§ WHAT YOU SHOULD DO: The records sit below. Return every line in them that holds the word "drop".

[Page and application data records]
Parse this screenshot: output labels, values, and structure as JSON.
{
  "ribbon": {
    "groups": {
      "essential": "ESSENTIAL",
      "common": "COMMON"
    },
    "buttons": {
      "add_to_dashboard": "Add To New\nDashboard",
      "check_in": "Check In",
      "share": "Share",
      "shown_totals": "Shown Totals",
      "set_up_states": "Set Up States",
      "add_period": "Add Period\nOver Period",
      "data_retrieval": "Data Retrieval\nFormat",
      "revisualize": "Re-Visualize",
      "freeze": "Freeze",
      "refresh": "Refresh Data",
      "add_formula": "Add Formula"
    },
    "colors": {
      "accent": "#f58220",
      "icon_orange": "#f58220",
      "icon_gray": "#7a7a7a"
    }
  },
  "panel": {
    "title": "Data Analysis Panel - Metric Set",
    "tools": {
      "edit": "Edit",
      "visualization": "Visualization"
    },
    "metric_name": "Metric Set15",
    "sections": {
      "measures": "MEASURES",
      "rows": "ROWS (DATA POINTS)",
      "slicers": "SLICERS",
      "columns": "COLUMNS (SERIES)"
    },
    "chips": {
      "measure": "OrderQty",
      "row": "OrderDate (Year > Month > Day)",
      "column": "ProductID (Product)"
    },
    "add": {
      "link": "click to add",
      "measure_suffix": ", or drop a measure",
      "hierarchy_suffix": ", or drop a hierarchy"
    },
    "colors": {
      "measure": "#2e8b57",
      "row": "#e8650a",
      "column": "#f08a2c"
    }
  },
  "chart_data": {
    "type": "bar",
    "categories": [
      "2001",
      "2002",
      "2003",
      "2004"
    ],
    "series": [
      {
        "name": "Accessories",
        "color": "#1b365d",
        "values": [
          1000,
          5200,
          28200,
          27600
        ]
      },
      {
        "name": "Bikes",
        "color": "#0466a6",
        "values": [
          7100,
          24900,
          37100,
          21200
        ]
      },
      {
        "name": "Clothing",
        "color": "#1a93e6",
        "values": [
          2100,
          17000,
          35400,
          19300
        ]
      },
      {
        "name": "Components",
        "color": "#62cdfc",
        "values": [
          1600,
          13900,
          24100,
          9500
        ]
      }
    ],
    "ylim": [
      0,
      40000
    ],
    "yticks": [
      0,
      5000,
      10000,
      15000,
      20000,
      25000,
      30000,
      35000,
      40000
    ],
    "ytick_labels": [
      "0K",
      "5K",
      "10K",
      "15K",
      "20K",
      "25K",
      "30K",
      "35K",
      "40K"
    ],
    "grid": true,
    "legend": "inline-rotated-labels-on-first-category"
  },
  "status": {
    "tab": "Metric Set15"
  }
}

§ EXERCISE OUTPUT:
      "measure_suffix": ", or drop a measure",
      "hierarchy_suffix": ", or drop a hierarchy"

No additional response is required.